Mr. Miravalle said he was unfazed by such objections. In some ways, the idea of the mother as hero and savior has been the defining theme of his life. He was born in San Francisco in 1959 to parents who were Catholics but who divorced, he said, because his father was a gambler and alcoholic. His mother worked as a secretary to support him and his two siblings. The year that his father left, his elder sister died of leukemia.
"There was never enough money, and yet mother just affirmed us so much," Mr. Miravalle said. "If we needed shoes, she always found a way to cough up the money."
He was a devout child. When his sister died, he reasoned that she was "taken by God" and that it was somehow for the best. He attended Catholic schools, made good grades and took pleasure in studying the lives of the saints.
He remembers times when his mother's migraine headaches were so debilitating that she would have to pull off the side of freeways so that she could vomit and then sleep for a while until she felt well enough to drive. Despite such challenges, he said: "I always felt very protected by my mother's love. She was my first hero."
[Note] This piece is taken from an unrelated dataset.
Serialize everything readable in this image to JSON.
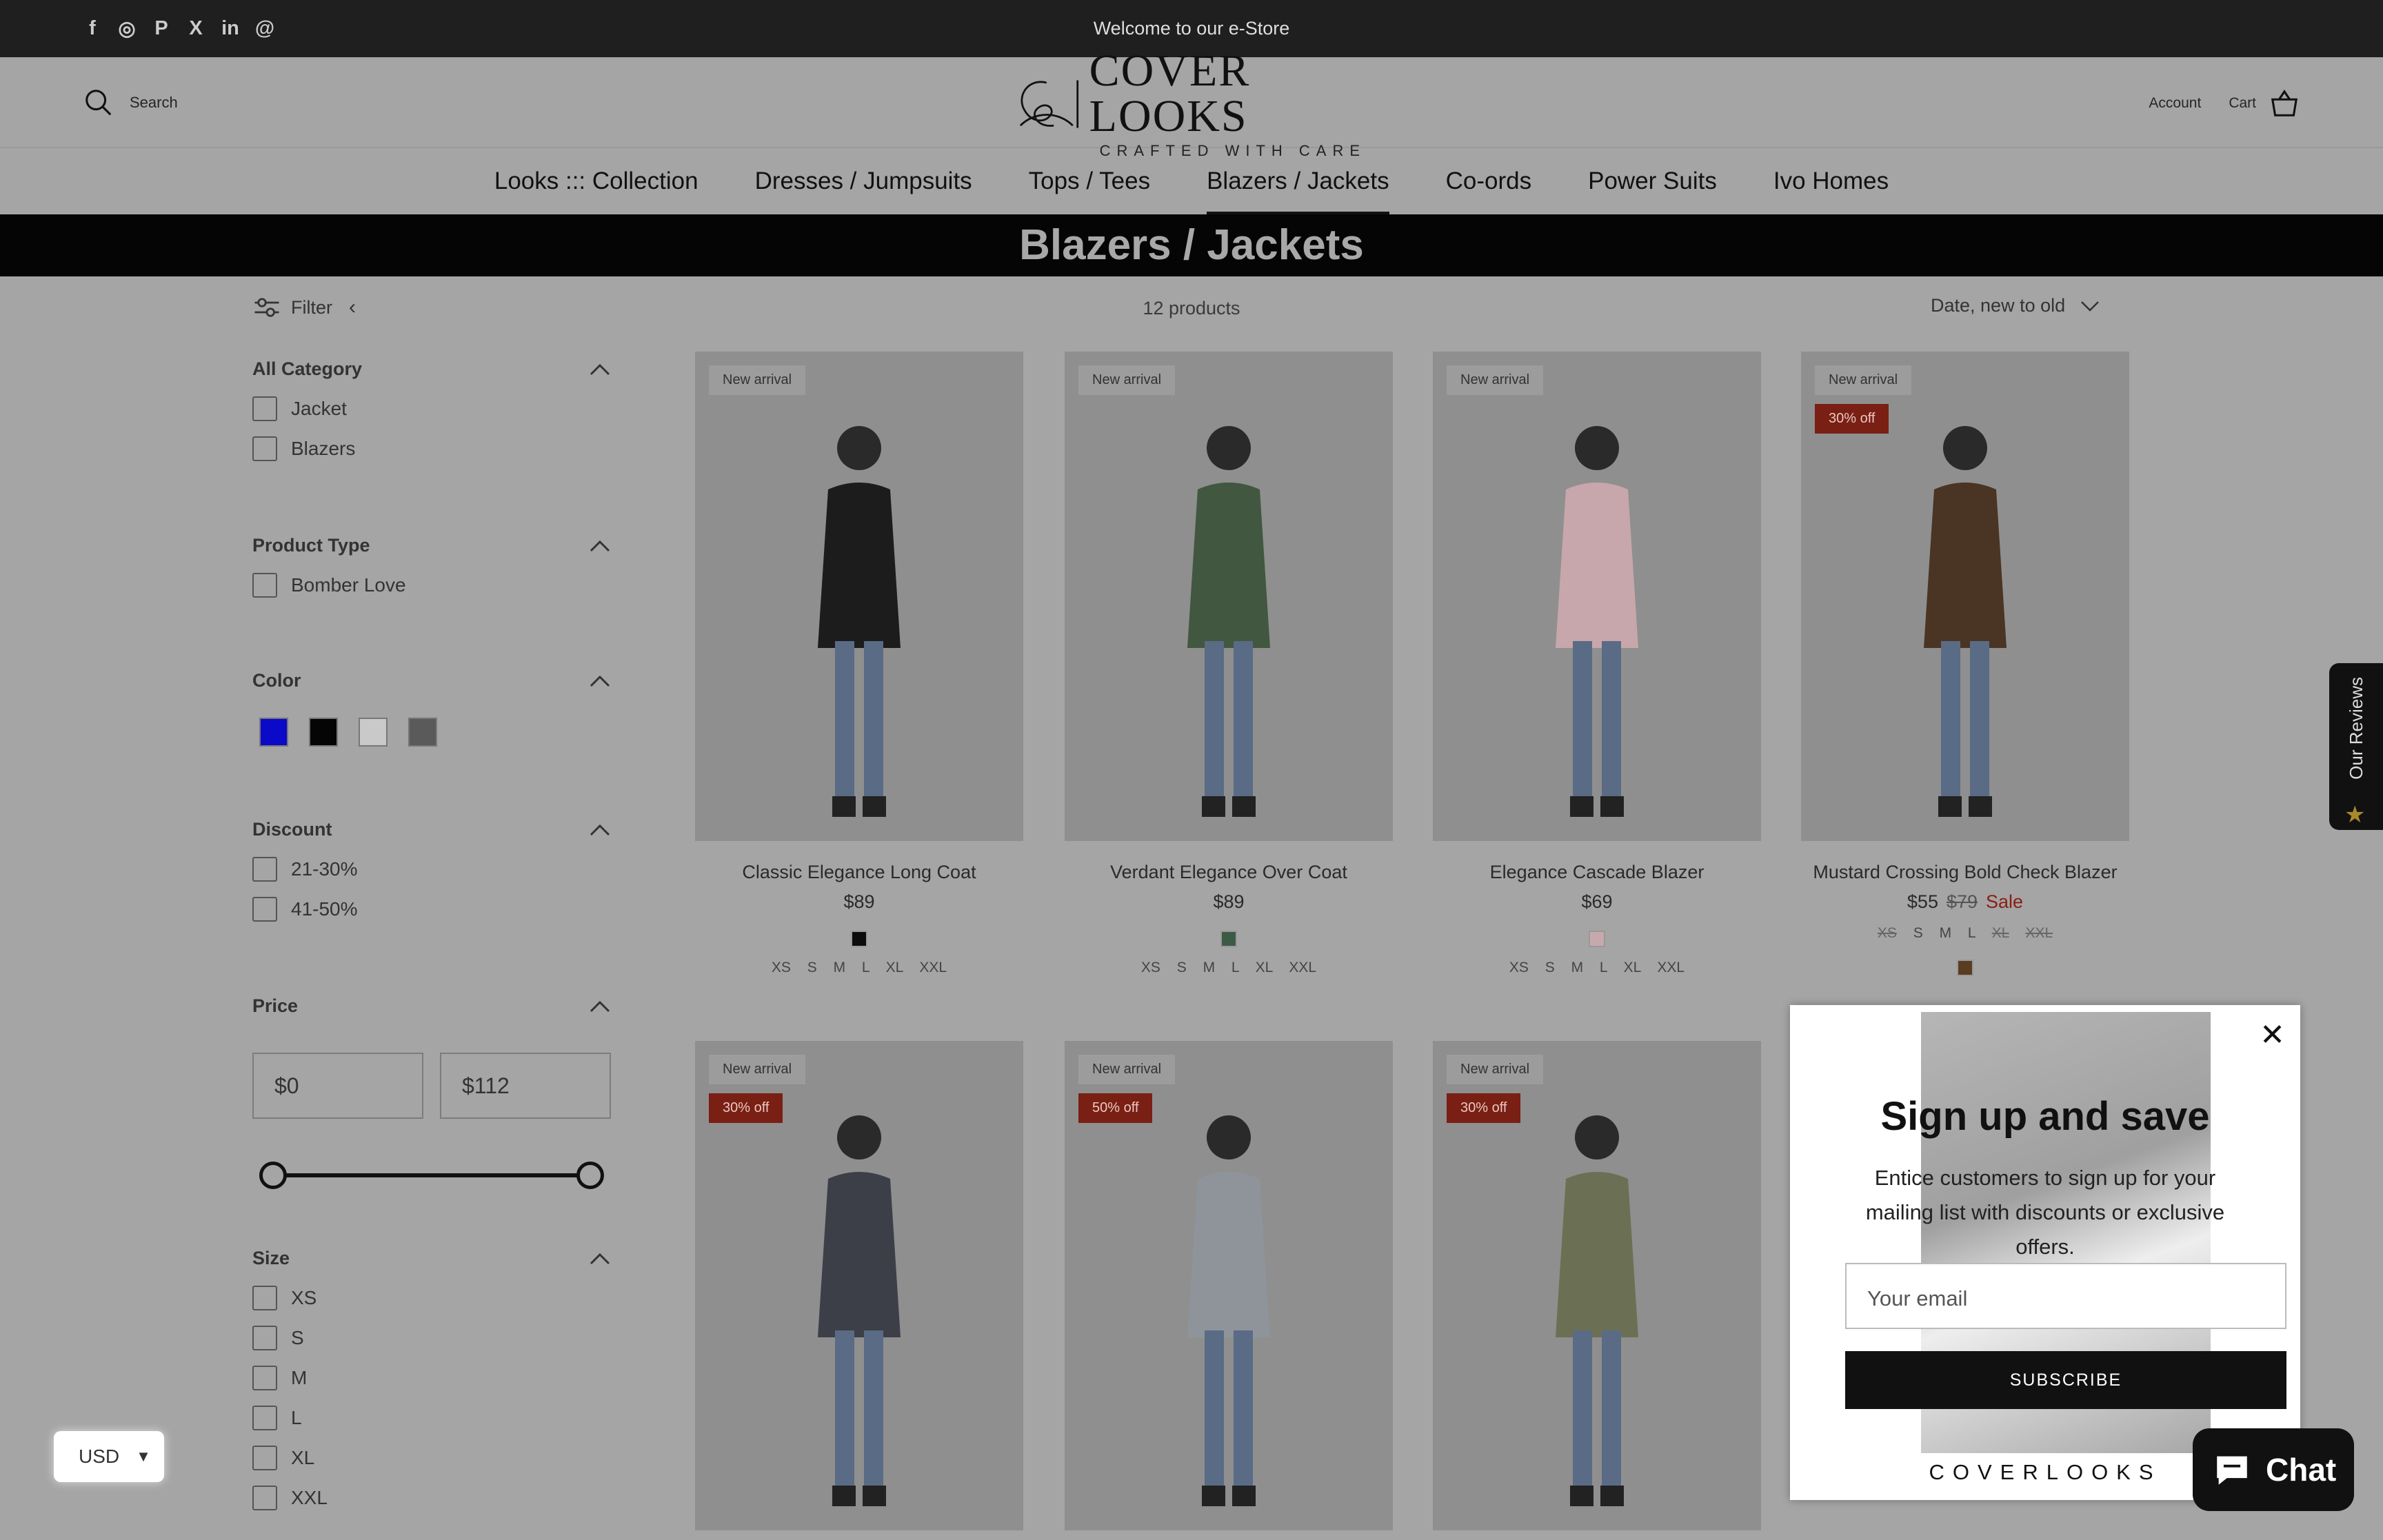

He, in turn, tried to become a man worthy of his mother's sacrifices. In high school he was one of the few boys in his class who always attended weekly Mass. He went to a Jesuit-run college and majored in theology. He agonized over whether he was meant for life as a priest.
One day in 1980, he said, he went to church to pray for guidance. As he was leaving, he literally ran into a woman named Beth who was on her way into church. They talked, and before they parted, he asked her for a date. "I took that as a clear, extraordinary sign that I was not meant to be a priest," he recalled.
The two married in 1981, and Mr. Miravalle continued his theological studies in Rome. In 1984, shortly after the birth of their first son, they went on a pilgrimage to Medjugorje, a small mountain village populated by Croats in Bosnia that is revered by many Catholics as a site where the Virgin Mary appears each evening to a small group of visionaries.
Mr. Miravalle's visit was the beginning of his emergence as a leader in the popular Marian movement. He wrote his doctoral dissertation on the messages that the Virgin Mary is said to have given the Bosnian children who first saw her. Devotees of the site recount that she told the children that she opposed abortion, birth control, the ordination of women and Communism. To Mr. Miravalle, the cornerstones of her messages are prayer, penance and fasting.
The Miravalles try to to abide by those principles in the modern world. All seven of their children are home-schooled. They say the Rosary in Latin three times a day, eat no meat on Wednesdays and Fridays and attend daily Mass.
During a visit to their home during family prayers, the telephone rang, but no one moved to answer it. The answering machine played Mr. Miravalle's message: "We can't take your call right now. . . . In the meantime, join us as we say a Hail Mary together."
Since 1984 Mr. Miravalle has published five books on Mary. Inserted at the back of each are postcards that readers can detach and send to the pope to relay their support for the proposed dogma. He also puts out an international monthly news bulletin, sponsors conferences on the subject and regularly appears on Mother Angelica's television program, which reaches more than 55 million homes.
Whether or not his campaign succeeds and John Paul II declares Mary a co-redemptrix, the popular devotion to Mary as healer and comforter seems certain to continue. Everyone, it seems, needs a mother.